I’m going to focus on “wrap” because it gives me the opportunity to talk about one of my favorite wraps, gyros (YEE-ros). If you don’t know what a gyros is (the word gyros is singular, by the way), I feel badly for you, because you don’t know what you’re missing.
I had my first gyros when I was in college. A friend of mine was really into them, and talked me into going with him to get one. It’s a wrap made out of pita bread, on which they pile meat (a combination of beef and lamb) sliced off of a large spit, sliced onions, a couple of diced or wedges of tomato, and tzatziki (yogurt mixed with cucumber, garlic, salt, olive oil and a few other ingredients), which is then wrapped and held together with aluminum foil. I was a little wary of the tzatziki, but I learned it adds to the taste and the fun.
Well, I was hooked. Sometimes in the late evenings (i.e. 10 PM or later) I and a bunch of friends from the dorm would run across the street to a place that sold hot dogs, hamburgers, tamales, French fries, and gyros. I’d always get a gyros, fries and some soft drink, and gradually got a few of those guys to try them. They’re particularly tasty at bedtime.
Gyros are real popular in Chicago.

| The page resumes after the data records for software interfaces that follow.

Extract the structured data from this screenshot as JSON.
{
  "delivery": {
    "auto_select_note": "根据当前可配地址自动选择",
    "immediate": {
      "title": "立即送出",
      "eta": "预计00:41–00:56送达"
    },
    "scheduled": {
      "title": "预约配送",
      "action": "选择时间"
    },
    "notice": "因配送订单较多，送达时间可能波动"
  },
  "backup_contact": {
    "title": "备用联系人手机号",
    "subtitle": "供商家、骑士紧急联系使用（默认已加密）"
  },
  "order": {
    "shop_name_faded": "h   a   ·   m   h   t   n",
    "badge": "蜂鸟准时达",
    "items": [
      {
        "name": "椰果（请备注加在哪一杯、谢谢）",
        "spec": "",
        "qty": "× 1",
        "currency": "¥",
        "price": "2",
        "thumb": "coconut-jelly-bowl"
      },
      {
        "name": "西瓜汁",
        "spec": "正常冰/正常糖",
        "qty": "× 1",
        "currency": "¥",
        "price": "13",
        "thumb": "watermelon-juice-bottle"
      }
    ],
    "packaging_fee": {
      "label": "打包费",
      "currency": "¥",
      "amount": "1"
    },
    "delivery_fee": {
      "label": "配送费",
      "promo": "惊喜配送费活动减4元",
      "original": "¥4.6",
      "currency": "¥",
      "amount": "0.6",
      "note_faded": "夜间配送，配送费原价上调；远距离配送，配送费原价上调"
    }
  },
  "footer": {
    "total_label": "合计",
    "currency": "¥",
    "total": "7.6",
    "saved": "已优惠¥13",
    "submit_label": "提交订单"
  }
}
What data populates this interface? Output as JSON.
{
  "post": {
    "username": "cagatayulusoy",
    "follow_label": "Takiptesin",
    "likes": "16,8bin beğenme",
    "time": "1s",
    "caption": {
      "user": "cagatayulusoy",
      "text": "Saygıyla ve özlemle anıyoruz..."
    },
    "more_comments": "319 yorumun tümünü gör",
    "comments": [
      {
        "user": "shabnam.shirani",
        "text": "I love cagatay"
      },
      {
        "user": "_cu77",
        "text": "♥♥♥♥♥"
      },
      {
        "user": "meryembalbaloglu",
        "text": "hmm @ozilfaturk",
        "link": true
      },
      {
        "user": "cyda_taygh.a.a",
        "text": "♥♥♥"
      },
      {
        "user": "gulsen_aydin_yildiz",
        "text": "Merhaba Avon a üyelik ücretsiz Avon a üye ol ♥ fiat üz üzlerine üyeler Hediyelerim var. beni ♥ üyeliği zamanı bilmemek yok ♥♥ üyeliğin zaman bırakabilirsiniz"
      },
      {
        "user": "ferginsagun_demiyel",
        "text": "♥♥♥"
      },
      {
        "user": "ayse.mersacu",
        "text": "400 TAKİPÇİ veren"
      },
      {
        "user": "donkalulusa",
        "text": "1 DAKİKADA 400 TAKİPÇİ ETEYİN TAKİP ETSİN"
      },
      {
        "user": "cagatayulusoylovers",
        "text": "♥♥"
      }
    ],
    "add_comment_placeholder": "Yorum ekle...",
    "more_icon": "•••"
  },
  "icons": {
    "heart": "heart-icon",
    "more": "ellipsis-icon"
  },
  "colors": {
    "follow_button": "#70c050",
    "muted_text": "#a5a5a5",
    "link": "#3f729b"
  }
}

Most of the small hamburger joints serve them now, and they’re always my favorite. No matter the ethnic makeup of the neighborhood, they’ve turned out to be best sellers. When we moved to Atlanta, I had the hardest time finding a place that served them. There’s a chain of food court places called Gyro Wrap that do a pretty good gyros, although they use lettuce instead of onions. Oh well, you can’t have everything…
Stream of Consciousness Saturday is brought to you each week by Linda Hill and this station. Now a word about the AMC Pacer. It’s everything a small car never was!
After my post about Tygpress and the elusive Amrut Miskin, I got a comment from Paula that said she was able to get in touch with him, and that he was quite apologetic and promised to take her stuff off his site. Then this morning Cathy commented that the site was down with a note of apology (see above) to let everyone know that his reposting of full posts was unintentional and that it was back to the drawing board for him. I think he’s entitled to the benefit of the doubt; having spent years in the software business, I know the embarrassment of releasing code that hasn’t been fully tested.
He sounds like a decent guy, and I’m sorry I called him a scumbag and threatened to sic Vinny the Guinea and Vito Underpants on him.
There’s been a lot of brouhaha the last couple of days about material from many of our blogs appearing without our knowledge or permission on a website called Tygpress.com, which appears to be operated out of Mumbai by a scumbag named Amrut Miskin. I don’t appear to have been affected (yet), but many of you have. Fandango has created the graphic above, and when I looked this morning it’s starting to show up on Tygpress.
A lot of people have been wondering what else they can do to get this clown to stop stealing your blog posts. Being from Chicago, of course, I immediately thought of sending several very large and mean-tempered men (and believe me, I know a few) to Mumbai to start interrogating people until they found out where Amrut Miskin can be found, then converging on his home and having a little “conversation” with him that might end up in Amrut’s being beaten to a bloody pulp, if he manages to survive. But that’s not nice. (Admit it, though, you were thinking about that yourself.)
Then I remembered something a friend of mine (one of the large and mean-tempered men I was talking about) told me: “One lawyer with his briefcase can do more damage than three men with machine guns.” Tygpress doesn’t have any contact information on their WHOIS record, but we know from WHOIS that the domain is registered through GoDaddy and that the website appears to be hosted by Digital Ocean. So, I suggest we let GoDaddy and Digital Ocean deal with Miskin. Threatening them with legal action unless they deal with their wayward client, especially if many of us send threatening emails, might inspire them to shut him down.
Here’s what I’d do:
Go out to tygpress.com and type the name of your blog, in quotes (e.g. “the sound of one hand typing”) into the search box.
If the search turns up posts that you’ve made, click on them and get the URL’s as evidence.
Visit Digital Ocean and GoDaddy and tell them what Tygpress is doing (including sharing the URL’s from step 2), tell them that it violates US and international copyright law, and that, unless they immediately deal with their client, you will be seeking legal remedies against them.
Hearing it from one person probably won’t stir these companies to action, but hearing it from a lot of us will probably convince them to shut the site down. And if not, we can sue the pants off of them.